“It’s a family recipe. It’s never been written down but you do it every year and you just feel it,” Kovacs says.

“Back home, I think every family has their own little secret, really.

A little bit more of this or more of that. You go to a friend’s house and it tastes different.”

Growing up in the small village of Abony, south-east of Budapest, Kovacs’ family had their own pigs and grew their own vegetables year round. Free-range and nasty-free food was what they ate when he was growing up – everyone did it that way, and there was no alternative, he says.

“We had usually one or two pigs every year. Closer to Christmas, when it was cold-ish, you would basically slaughter your animals and get ready for the winter months.”
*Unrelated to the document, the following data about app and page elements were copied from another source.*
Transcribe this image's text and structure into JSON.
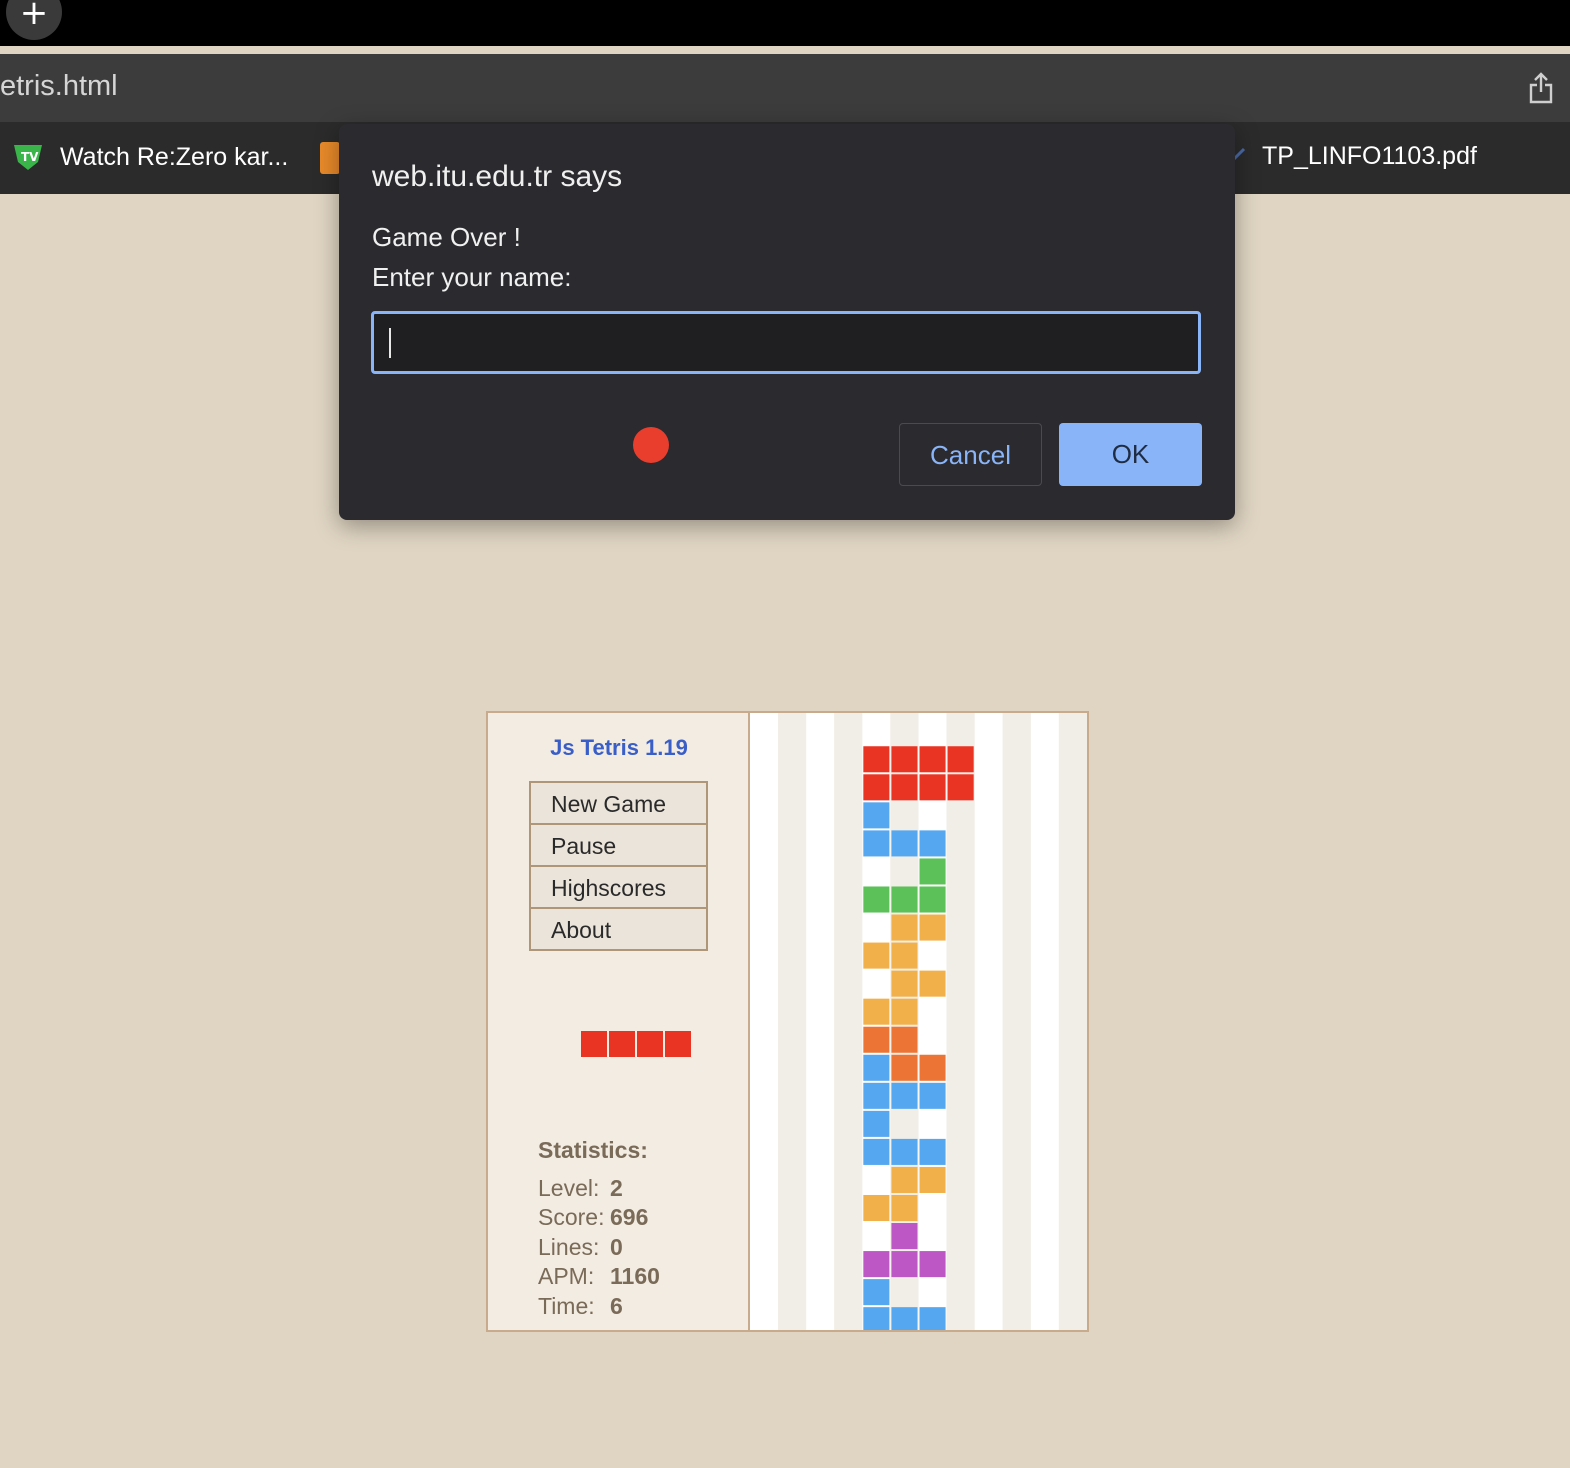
{
  "browser": {
    "url": "etris.html",
    "bookmarks": [
      "Watch Re:Zero kar...",
      "TP_LINFO1103.pdf"
    ]
  },
  "dialog": {
    "title": "web.itu.edu.tr says",
    "message_line1": "Game Over !",
    "message_line2": "Enter your name:",
    "input_value": "",
    "cancel_label": "Cancel",
    "ok_label": "OK"
  },
  "game": {
    "title": "Js Tetris 1.19",
    "menu": [
      "New Game",
      "Pause",
      "Highscores",
      "About"
    ],
    "stats_title": "Statistics:",
    "stats": [
      {
        "label": "Level:",
        "value": "2"
      },
      {
        "label": "Score:",
        "value": "696"
      },
      {
        "label": "Lines:",
        "value": "0"
      },
      {
        "label": "APM:",
        "value": "1160"
      },
      {
        "label": "Time:",
        "value": "6"
      }
    ],
    "colors": {
      "red": "#e93323",
      "blue": "#55a7ef",
      "green": "#5dc15a",
      "yellow": "#f1b04a",
      "orange": "#ec7535",
      "purple": "#bd57c6"
    },
    "next_piece": {
      "color": "red",
      "cells": 4
    },
    "board": {
      "cols": 12,
      "rows": 22,
      "cells": [
        [
          0,
          4,
          "red"
        ],
        [
          0,
          5,
          "red"
        ],
        [
          0,
          6,
          "red"
        ],
        [
          0,
          7,
          "red"
        ],
        [
          1,
          4,
          "red"
        ],
        [
          1,
          5,
          "red"
        ],
        [
          1,
          6,
          "red"
        ],
        [
          1,
          7,
          "red"
        ],
        [
          2,
          4,
          "blue"
        ],
        [
          3,
          4,
          "blue"
        ],
        [
          3,
          5,
          "blue"
        ],
        [
          3,
          6,
          "blue"
        ],
        [
          4,
          6,
          "green"
        ],
        [
          5,
          4,
          "green"
        ],
        [
          5,
          5,
          "green"
        ],
        [
          5,
          6,
          "green"
        ],
        [
          6,
          5,
          "yellow"
        ],
        [
          6,
          6,
          "yellow"
        ],
        [
          7,
          4,
          "yellow"
        ],
        [
          7,
          5,
          "yellow"
        ],
        [
          8,
          5,
          "yellow"
        ],
        [
          8,
          6,
          "yellow"
        ],
        [
          9,
          4,
          "yellow"
        ],
        [
          9,
          5,
          "yellow"
        ],
        [
          10,
          4,
          "orange"
        ],
        [
          10,
          5,
          "orange"
        ],
        [
          11,
          4,
          "blue"
        ],
        [
          11,
          5,
          "orange"
        ],
        [
          11,
          6,
          "orange"
        ],
        [
          12,
          4,
          "blue"
        ],
        [
          12,
          5,
          "blue"
        ],
        [
          12,
          6,
          "blue"
        ],
        [
          13,
          4,
          "blue"
        ],
        [
          14,
          4,
          "blue"
        ],
        [
          14,
          5,
          "blue"
        ],
        [
          14,
          6,
          "blue"
        ],
        [
          15,
          5,
          "yellow"
        ],
        [
          15,
          6,
          "yellow"
        ],
        [
          16,
          4,
          "yellow"
        ],
        [
          16,
          5,
          "yellow"
        ],
        [
          17,
          5,
          "purple"
        ],
        [
          18,
          4,
          "purple"
        ],
        [
          18,
          5,
          "purple"
        ],
        [
          18,
          6,
          "purple"
        ],
        [
          19,
          4,
          "blue"
        ],
        [
          20,
          4,
          "blue"
        ],
        [
          20,
          5,
          "blue"
        ],
        [
          20,
          6,
          "blue"
        ]
      ]
    }
  }
}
Following slaughter the meat would be minced, spices would be added and the meat cylinders would be smoked to stock the larder for the following months. Kolbász is eaten as is, as well as providing a rich flavour base for dishes when used like pancetta or bacon.

Following years of travelling and working as a chef, Kovacs has returned to the mincer and smoker and is using his family’s generations-old salami recipe for his Tauranga business The Hungarian Artisan Co. He now sells mild and spicy versions of the kolbász across New Zealand, and while he’s not slaughtering his own pigs like back home, the kolbász is made with Freedom Farms pork and smoked with mānuka, the closest available alternative to the acacia wood they use in Hungary, he says. It’s also packed with plenty of the “king of spices”, Hungary’s famed paprika.
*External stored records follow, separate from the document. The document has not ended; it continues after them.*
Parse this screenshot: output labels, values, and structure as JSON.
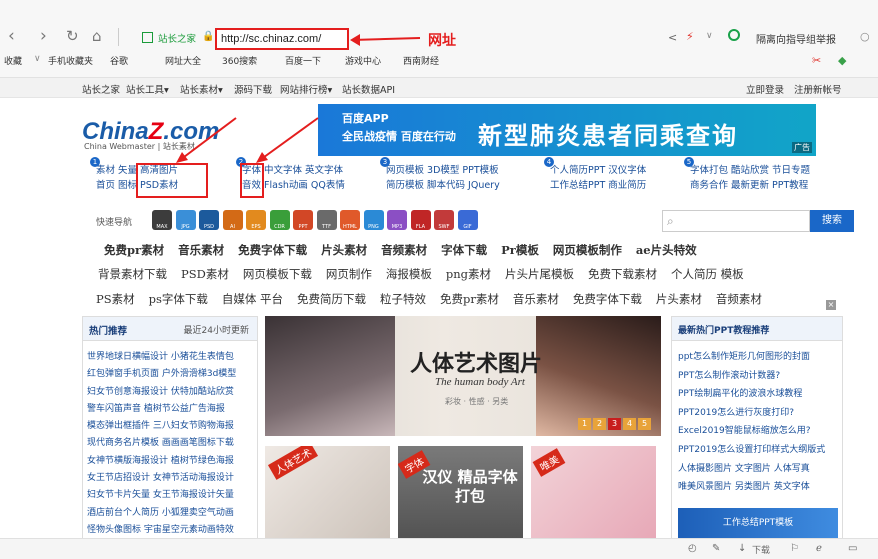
{
  "browser": {
    "url": "http://sc.chinaz.com/",
    "site_tab": "站长之家",
    "url_annotation": "网址",
    "right_text": "隔离向指导组举报",
    "bookmarks": [
      "收藏",
      "手机收藏夹",
      "谷歌",
      "网址大全",
      "360搜索",
      "百度一下",
      "游戏中心",
      "西南财经"
    ]
  },
  "sitebar": {
    "items": [
      "站长之家",
      "站长工具▾",
      "站长素材▾",
      "源码下载",
      "网站排行榜▾",
      "站长数据API"
    ],
    "login": "立即登录",
    "register": "注册新帐号"
  },
  "logo": {
    "main_left": "China",
    "main_z": "Z",
    "main_right": ".com",
    "sub": "China Webmaster | 站长素材"
  },
  "banner": {
    "app": "百度APP",
    "line2": "全民战疫情 百度在行动",
    "headline": "新型肺炎患者同乘查询",
    "ad": "广告"
  },
  "categories": [
    {
      "num": "1",
      "lines": [
        "素材  矢量  高清图片",
        "首页  图标  PSD素材"
      ]
    },
    {
      "num": "2",
      "lines": [
        "字体  中文字体  英文字体",
        "音效  Flash动画  QQ表情"
      ]
    },
    {
      "num": "3",
      "lines": [
        "网页模板  3D模型  PPT模板",
        "简历模板  脚本代码  JQuery"
      ]
    },
    {
      "num": "4",
      "lines": [
        "个人简历PPT  汉仪字体",
        "工作总结PPT  商业简历"
      ]
    },
    {
      "num": "5",
      "lines": [
        "字体打包  酷站欣赏  节日专题",
        "商务合作  最新更新  PPT教程"
      ]
    }
  ],
  "quicknav": {
    "label": "快速导航",
    "icons": [
      {
        "label": "MAX",
        "color": "#3c3c3c"
      },
      {
        "label": "JPG",
        "color": "#3a8fd8"
      },
      {
        "label": "PSD",
        "color": "#1c5a9c"
      },
      {
        "label": "AI",
        "color": "#d36a16"
      },
      {
        "label": "EPS",
        "color": "#e28a1e"
      },
      {
        "label": "CDR",
        "color": "#3a9e3a"
      },
      {
        "label": "PPT",
        "color": "#d24726"
      },
      {
        "label": "TTF",
        "color": "#6a6a6a"
      },
      {
        "label": "HTML",
        "color": "#e0592a"
      },
      {
        "label": "PNG",
        "color": "#2b8ad6"
      },
      {
        "label": "MP3",
        "color": "#8b4fc4"
      },
      {
        "label": "FLA",
        "color": "#c02626"
      },
      {
        "label": "SWF",
        "color": "#c23a3a"
      },
      {
        "label": "GIF",
        "color": "#3a6ad6"
      }
    ],
    "search_button": "搜索"
  },
  "tags": [
    [
      "免费pr素材",
      "音乐素材",
      "免费字体下载",
      "片头素材",
      "音频素材",
      "字体下载",
      "Pr模板",
      "网页模板制作",
      "ae片头特效"
    ],
    [
      "背景素材下载",
      "PSD素材",
      "网页模板下载",
      "网页制作",
      "海报模板",
      "png素材",
      "片头片尾模板",
      "免费下载素材",
      "个人简历 模板"
    ],
    [
      "PS素材",
      "ps字体下载",
      "自媒体 平台",
      "免费简历下载",
      "粒子特效",
      "免费pr素材",
      "音乐素材",
      "免费字体下载",
      "片头素材",
      "音频素材"
    ]
  ],
  "left_panel": {
    "title": "热门推荐",
    "subtitle": "最近24小时更新",
    "items": [
      "世界地球日横幅设计  小猪花生表情包",
      "红包弹窗手机页面  户外滑滑梯3d模型",
      "妇女节创意海报设计  伏特加酷站欣赏",
      "警车闪笛声音  植树节公益广告海报",
      "模态弹出框插件  三八妇女节购物海报",
      "现代商务名片模板  画画画笔图标下载",
      "女神节横版海报设计  植树节绿色海报",
      "女王节店招设计  女神节活动海报设计",
      "妇女节卡片矢量  女王节海报设计矢量",
      "酒店前台个人简历  小狐狸卖空气动画",
      "怪物头像图标  宇宙星空元素动画特效"
    ]
  },
  "feature": {
    "title": "人体艺术图片",
    "subtitle": "The human body Art",
    "tagline": "彩妆 · 性感 · 另类",
    "pages": [
      "1",
      "2",
      "3",
      "4",
      "5"
    ]
  },
  "thumbs": [
    {
      "label": "人体艺术"
    },
    {
      "label": "汉仪 精品字体 打包",
      "tag": "字体"
    },
    {
      "label": "唯美"
    }
  ],
  "right_panel": {
    "title": "最新热门PPT教程推荐",
    "items": [
      "ppt怎么制作矩形几何图形的封面",
      "PPT怎么制作滚动计数器?",
      "PPT绘制扁平化的波浪水球教程",
      "PPT2019怎么进行灰度打印?",
      "Excel2019智能鼠标缩放怎么用?",
      "PPT2019怎么设置打印样式大纲版式",
      "人体摄影图片  文字图片  人体写真",
      "唯美风景图片  另类图片  英文字体"
    ],
    "promo": "工作总结PPT模板"
  },
  "statusbar": {
    "download": "下载"
  }
}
Kovacs has taken some of his kolbász back home for his family to try, and it passed the test for authenticity, he says.

Before coming to New Zealand, Kovacs worked around Europe, the UK and Ireland and had a stint cooking on a cruise ship. He decided to settle in New Zealand with his wife Samantha Darragh, starting a job as head chef for Mills Reef Winery and Restaurant in 2007.

However, “Cheffing became something different that wasn’t really me in the end,” he says. “I wanted to get back to my roots.
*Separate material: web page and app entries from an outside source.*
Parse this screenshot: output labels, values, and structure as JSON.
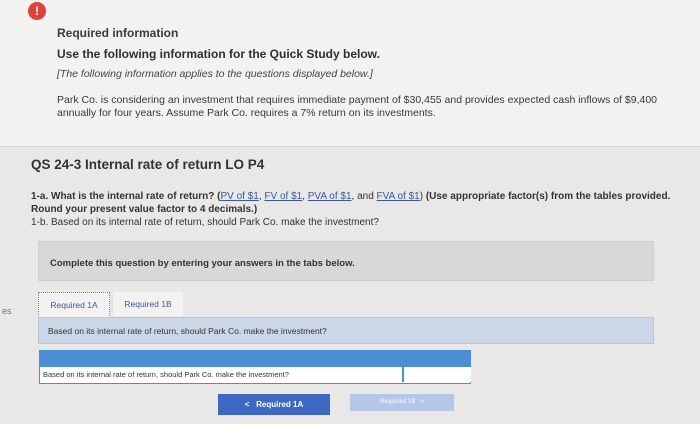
{
  "info": {
    "alert_symbol": "!",
    "heading": "Required information",
    "subheading": "Use the following information for the Quick Study below.",
    "note": "[The following information applies to the questions displayed below.]",
    "body": "Park Co. is considering an investment that requires immediate payment of $30,455 and provides expected cash inflows of $9,400 annually for four years. Assume Park Co. requires a 7% return on its investments."
  },
  "left_margin_text": "es",
  "question": {
    "title": "QS 24-3 Internal rate of return LO P4",
    "part_a_prefix": "1-a. What is the internal rate of return? (",
    "links": [
      "PV of $1",
      "FV of $1",
      "PVA of $1",
      "FVA of $1"
    ],
    "sep1": ", ",
    "sep2": ", ",
    "sep3": ", and ",
    "close_paren": ")",
    "instruction": " (Use appropriate factor(s) from the tables provided. Round your present value factor to 4 decimals.)",
    "part_b": "1-b. Based on its internal rate of return, should Park Co. make the investment?"
  },
  "complete_instruction": "Complete this question by entering your answers in the tabs below.",
  "tabs": [
    {
      "label": "Required 1A"
    },
    {
      "label": "Required 1B"
    }
  ],
  "answer_panel_text": "Based on its internal rate of return, should Park Co. make the investment?",
  "table": {
    "row_question": "Based on its internal rate of return, should Park Co. make the investment?",
    "row_answer": ""
  },
  "nav": {
    "prev_label": "Required 1A",
    "next_label": "Required 1B",
    "prev_arrow": "<",
    "next_arrow": ">"
  }
}
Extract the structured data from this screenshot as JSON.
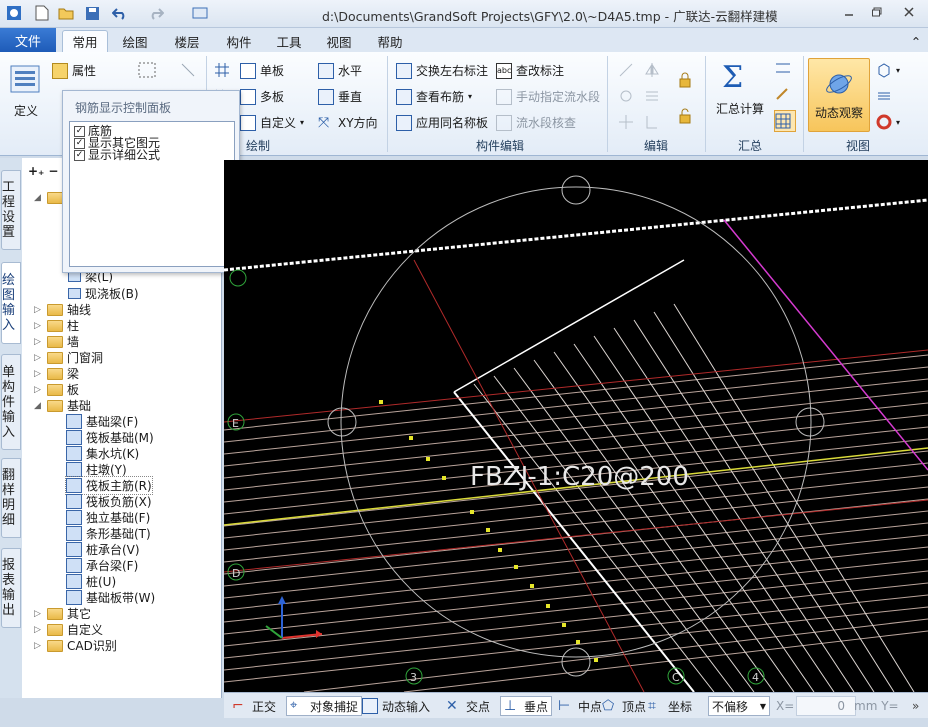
{
  "window": {
    "title": "d:\\Documents\\GrandSoft Projects\\GFY\\2.0\\~D4A5.tmp - 广联达-云翻样建模"
  },
  "tabs": {
    "file": "文件",
    "items": [
      "常用",
      "绘图",
      "楼层",
      "构件",
      "工具",
      "视图",
      "帮助"
    ],
    "active": 0
  },
  "ribbon": {
    "define": "定义",
    "attribute": "属性",
    "draw": {
      "label": "绘制",
      "single_slab": "单板",
      "multi_slab": "多板",
      "custom": "自定义",
      "horizontal": "水平",
      "vertical": "垂直",
      "xy_direction": "XY方向"
    },
    "component_edit": {
      "label": "构件编辑",
      "swap_lr_label": "交换左右标注",
      "check_label": "查改标注",
      "view_layout": "查看布筋",
      "manual_flow": "手动指定流水段",
      "apply_same_name": "应用同名称板",
      "flow_check": "流水段核查"
    },
    "edit": {
      "label": "编辑"
    },
    "summary": {
      "label": "汇总",
      "calc": "汇总计算"
    },
    "view": {
      "label": "视图",
      "dynamic_view": "动态观察"
    }
  },
  "popup": {
    "title": "钢筋显示控制面板",
    "options": [
      {
        "label": "底筋",
        "checked": true
      },
      {
        "label": "显示其它图元",
        "checked": true
      },
      {
        "label": "显示详细公式",
        "checked": true
      }
    ]
  },
  "left_tabs": [
    "工程设置",
    "绘图输入",
    "单构件输入",
    "翻样明细",
    "报表输出"
  ],
  "tree": {
    "partial": [
      {
        "label": "梁(L)"
      },
      {
        "label": "现浇板(B)"
      }
    ],
    "folders": [
      "轴线",
      "柱",
      "墙",
      "门窗洞",
      "梁",
      "板"
    ],
    "foundation": {
      "label": "基础",
      "children": [
        "基础梁(F)",
        "筏板基础(M)",
        "集水坑(K)",
        "柱墩(Y)",
        "筏板主筋(R)",
        "筏板负筋(X)",
        "独立基础(F)",
        "条形基础(T)",
        "桩承台(V)",
        "承台梁(F)",
        "桩(U)",
        "基础板带(W)"
      ]
    },
    "tail_folders": [
      "其它",
      "自定义",
      "CAD识别"
    ]
  },
  "canvas": {
    "label": "FBZJ-1:C20@200",
    "axis_labels": [
      "E",
      "D",
      "3",
      "4",
      "C"
    ]
  },
  "statusbar": {
    "ortho": "正交",
    "snap": "对象捕捉",
    "dynamic_input": "动态输入",
    "intersection": "交点",
    "perpendicular": "垂点",
    "midpoint": "中点",
    "vertex": "顶点",
    "coordinate": "坐标",
    "offset_select": "不偏移",
    "x_label": "X=",
    "x_value": "0",
    "unit_y": "mm Y="
  },
  "colors": {
    "canvas_bg": "#000000",
    "ribbon_accent": "#1e5bb8"
  }
}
“It’s really hard to get your ideas into the food, especially the things that I like, which are simple.”

So Kovacs began experimenting with the flavours of home, at home, making salami for relatives and friends following his family’s recipe, as well as trying some recipes of his own. The business started small and over the years has become more and more successful, so he left Mills Reef in late 2016.

As well as Kovacs’ family kolbász, The Hungarian Artisan Co makes a truffle and porcini salami, which won the top award in the butchery category at last year’s Farmers’ Markets New Zealand Food Awards, plus pink peppercorn and fennel salami and hot Goan salami.

Goan salami might sound like a rather odd creation, but it’s something Kovacs and Darragh picked up during their travels through India.

“It was something I’d never seen outside of India. We spent four months in Goa, which used to be a Portuguese colony. They brought their chouriço over and the locals made it their own, with spices like turmeric, cardamom and chilli.”

The Hungarian Artisan Co products are now sold in various stores including Moore Wilson’s in Wellington and Farro Fresh in Auckland, as well as at farmers’ markets around the Bay of Plenty. Kovacs also produces some fresh sausage varieties and a prosciutto-like ham made with pork loin but has no plans to expand too much further, lest quality, which he’s a stickler for, is compromised.

“We just want to do a few things and do them properly.” thehungarianartisan.co.nz

Read More…

WEAVE LENGTHS

Long before words like sustainable, low-carbon footprint and environmentally friendly were de rigueur, there were people like Peter Greer, now 68 years old.

Leaven Sent

If you sit next to Dan Cruden on a plane don’t be worried if his carry-on bag emits a faint bubbling noise or a yeasty smell. It’s only his sourdough starter that’s coming along for the ride.

X